Your goal:
Go through the records and show each line where the word "Doctors" occurs.

--- Working data Enclosed Below ---

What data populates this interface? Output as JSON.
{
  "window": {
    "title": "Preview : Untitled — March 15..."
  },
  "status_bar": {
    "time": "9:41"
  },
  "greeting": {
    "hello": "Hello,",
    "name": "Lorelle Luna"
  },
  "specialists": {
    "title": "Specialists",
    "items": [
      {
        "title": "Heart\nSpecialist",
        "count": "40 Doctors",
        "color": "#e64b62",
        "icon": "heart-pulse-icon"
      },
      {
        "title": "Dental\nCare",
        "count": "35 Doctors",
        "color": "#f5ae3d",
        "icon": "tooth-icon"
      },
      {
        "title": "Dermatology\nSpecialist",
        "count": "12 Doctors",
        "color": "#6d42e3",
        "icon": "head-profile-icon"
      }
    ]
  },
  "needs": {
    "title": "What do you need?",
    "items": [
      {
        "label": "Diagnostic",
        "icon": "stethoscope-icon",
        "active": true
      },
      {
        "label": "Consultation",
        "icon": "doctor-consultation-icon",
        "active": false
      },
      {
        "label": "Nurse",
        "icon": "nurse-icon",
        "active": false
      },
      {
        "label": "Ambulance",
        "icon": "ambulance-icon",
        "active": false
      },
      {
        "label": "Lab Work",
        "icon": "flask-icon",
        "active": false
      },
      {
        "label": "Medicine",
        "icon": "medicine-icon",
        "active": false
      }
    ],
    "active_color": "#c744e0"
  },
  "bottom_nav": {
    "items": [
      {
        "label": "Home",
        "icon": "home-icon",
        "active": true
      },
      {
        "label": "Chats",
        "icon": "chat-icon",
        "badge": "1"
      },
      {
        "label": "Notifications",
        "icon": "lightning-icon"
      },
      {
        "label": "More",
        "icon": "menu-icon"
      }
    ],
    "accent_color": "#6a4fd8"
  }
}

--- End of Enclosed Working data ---
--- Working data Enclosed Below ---

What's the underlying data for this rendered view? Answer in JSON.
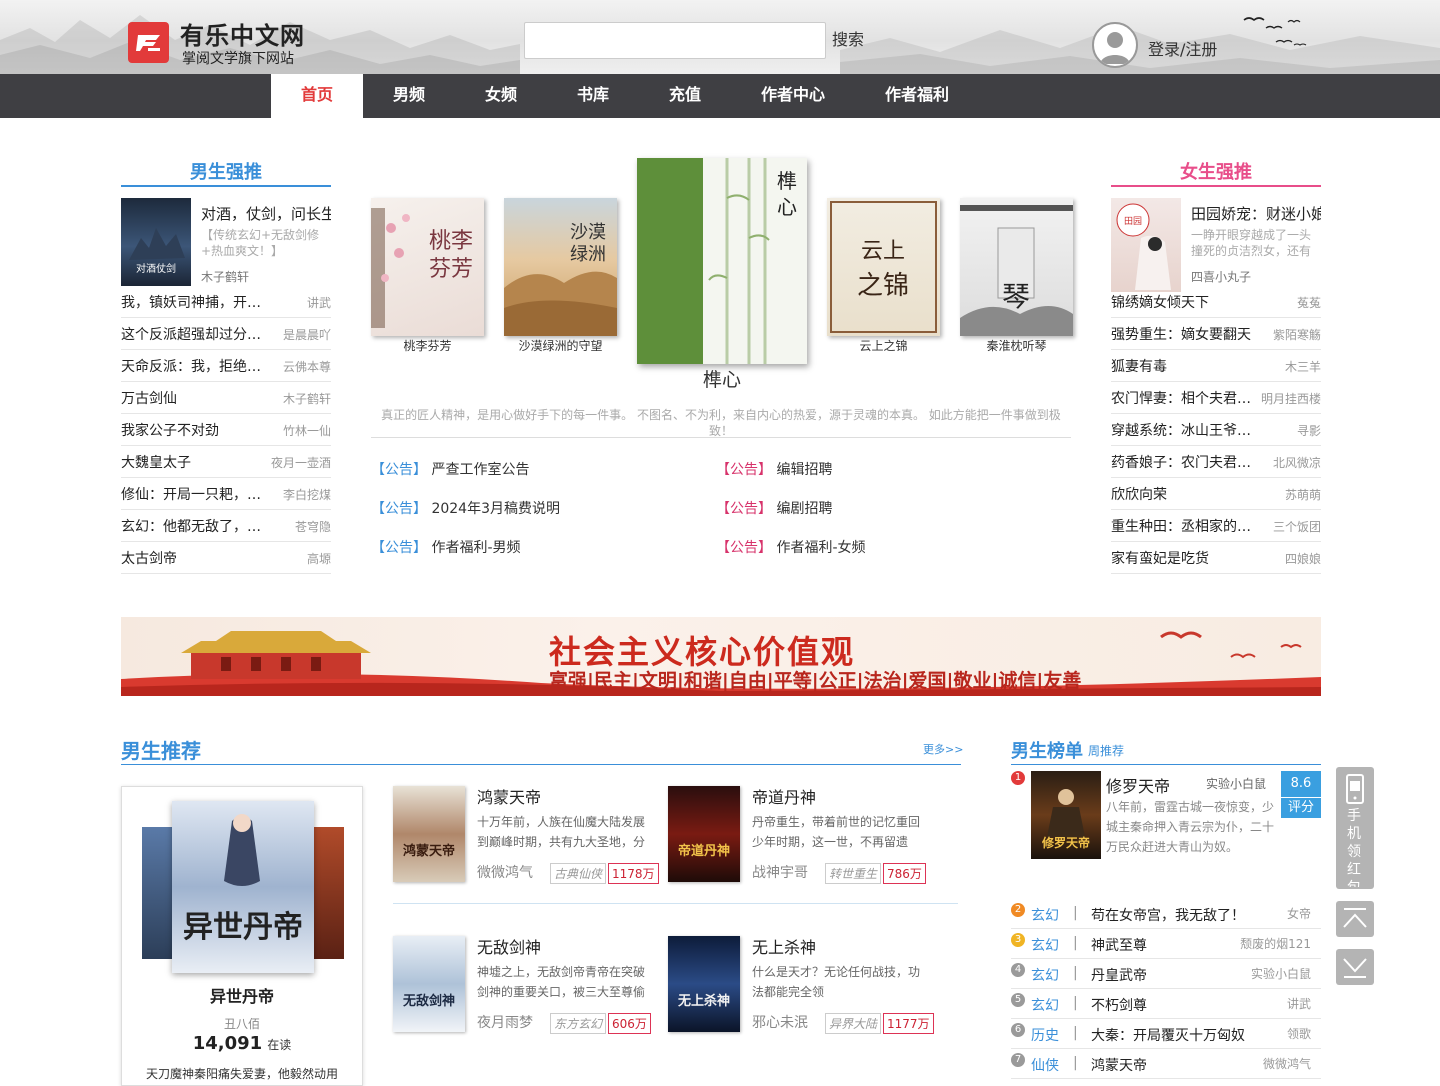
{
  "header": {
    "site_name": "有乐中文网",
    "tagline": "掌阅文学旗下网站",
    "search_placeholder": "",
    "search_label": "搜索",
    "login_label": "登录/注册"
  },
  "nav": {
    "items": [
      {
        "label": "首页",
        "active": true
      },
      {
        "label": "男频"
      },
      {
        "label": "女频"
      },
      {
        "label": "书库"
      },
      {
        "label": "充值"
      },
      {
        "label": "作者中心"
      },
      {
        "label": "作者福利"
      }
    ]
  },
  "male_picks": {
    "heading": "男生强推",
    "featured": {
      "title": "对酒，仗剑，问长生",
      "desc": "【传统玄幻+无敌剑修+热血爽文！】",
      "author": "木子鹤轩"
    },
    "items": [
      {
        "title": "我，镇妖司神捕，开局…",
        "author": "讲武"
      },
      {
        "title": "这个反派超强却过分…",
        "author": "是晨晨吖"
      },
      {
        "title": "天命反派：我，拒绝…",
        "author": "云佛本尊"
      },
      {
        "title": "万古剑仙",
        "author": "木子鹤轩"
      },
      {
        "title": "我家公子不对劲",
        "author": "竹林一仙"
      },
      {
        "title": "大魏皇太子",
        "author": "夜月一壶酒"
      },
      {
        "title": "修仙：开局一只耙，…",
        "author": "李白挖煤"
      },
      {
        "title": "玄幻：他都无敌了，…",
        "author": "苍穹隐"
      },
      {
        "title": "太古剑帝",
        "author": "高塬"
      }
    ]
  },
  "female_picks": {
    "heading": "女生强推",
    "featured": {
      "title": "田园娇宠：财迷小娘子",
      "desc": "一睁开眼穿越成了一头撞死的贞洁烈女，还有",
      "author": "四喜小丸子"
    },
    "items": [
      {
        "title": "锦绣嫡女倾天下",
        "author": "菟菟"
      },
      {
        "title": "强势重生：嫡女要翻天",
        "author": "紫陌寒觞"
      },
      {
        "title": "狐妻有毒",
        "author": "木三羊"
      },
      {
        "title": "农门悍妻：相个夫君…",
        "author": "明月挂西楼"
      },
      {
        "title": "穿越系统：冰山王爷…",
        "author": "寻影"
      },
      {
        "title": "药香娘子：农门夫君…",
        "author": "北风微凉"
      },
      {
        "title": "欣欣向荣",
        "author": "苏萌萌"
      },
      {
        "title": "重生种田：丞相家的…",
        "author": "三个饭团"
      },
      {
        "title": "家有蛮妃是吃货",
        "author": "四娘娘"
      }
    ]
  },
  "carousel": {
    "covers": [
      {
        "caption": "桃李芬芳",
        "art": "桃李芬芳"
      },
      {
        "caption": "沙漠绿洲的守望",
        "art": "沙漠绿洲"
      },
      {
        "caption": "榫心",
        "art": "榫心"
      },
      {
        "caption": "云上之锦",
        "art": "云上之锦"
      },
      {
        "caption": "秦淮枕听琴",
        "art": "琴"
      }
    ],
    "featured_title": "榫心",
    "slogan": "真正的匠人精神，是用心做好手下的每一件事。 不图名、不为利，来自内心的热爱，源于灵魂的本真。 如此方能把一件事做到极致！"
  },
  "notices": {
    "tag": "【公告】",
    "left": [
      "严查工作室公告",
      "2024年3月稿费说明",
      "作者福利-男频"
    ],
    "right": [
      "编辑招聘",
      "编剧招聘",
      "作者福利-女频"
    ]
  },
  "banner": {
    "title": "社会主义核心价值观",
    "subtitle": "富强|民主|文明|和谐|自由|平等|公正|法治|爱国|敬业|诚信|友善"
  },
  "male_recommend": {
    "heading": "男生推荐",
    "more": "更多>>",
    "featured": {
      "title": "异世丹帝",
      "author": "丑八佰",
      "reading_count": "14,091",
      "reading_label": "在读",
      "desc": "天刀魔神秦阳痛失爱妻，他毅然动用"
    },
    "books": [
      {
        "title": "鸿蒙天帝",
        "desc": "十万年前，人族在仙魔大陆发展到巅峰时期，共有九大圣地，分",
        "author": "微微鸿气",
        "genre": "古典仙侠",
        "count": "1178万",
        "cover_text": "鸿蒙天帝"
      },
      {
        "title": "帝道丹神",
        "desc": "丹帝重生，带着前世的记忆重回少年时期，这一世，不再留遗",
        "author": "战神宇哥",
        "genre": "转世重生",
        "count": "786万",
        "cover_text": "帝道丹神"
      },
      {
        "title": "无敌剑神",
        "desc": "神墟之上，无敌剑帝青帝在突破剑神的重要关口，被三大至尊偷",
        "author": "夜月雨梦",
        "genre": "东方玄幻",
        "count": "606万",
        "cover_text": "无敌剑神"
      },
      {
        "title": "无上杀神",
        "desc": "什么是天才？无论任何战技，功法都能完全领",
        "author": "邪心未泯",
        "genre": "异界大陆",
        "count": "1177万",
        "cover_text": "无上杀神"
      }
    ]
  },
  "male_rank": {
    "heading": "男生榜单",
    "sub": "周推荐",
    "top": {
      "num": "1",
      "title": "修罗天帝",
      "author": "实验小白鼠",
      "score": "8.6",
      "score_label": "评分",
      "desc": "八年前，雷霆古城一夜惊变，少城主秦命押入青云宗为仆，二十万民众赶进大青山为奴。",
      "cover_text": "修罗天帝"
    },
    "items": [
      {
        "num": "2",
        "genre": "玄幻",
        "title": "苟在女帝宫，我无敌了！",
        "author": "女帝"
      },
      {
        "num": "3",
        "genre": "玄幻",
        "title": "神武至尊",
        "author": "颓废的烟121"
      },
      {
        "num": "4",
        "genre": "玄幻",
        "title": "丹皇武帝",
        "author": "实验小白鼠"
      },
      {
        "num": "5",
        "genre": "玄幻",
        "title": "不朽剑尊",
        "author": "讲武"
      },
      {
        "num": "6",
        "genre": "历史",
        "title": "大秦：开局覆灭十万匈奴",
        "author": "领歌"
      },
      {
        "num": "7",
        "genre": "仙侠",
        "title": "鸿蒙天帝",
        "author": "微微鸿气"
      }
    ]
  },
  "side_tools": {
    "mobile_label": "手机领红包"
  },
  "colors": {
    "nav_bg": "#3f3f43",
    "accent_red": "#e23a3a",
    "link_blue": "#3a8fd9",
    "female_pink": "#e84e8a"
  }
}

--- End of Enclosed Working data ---

Response box:
        "count": "40 Doctors",
        "count": "35 Doctors",
        "count": "12 Doctors",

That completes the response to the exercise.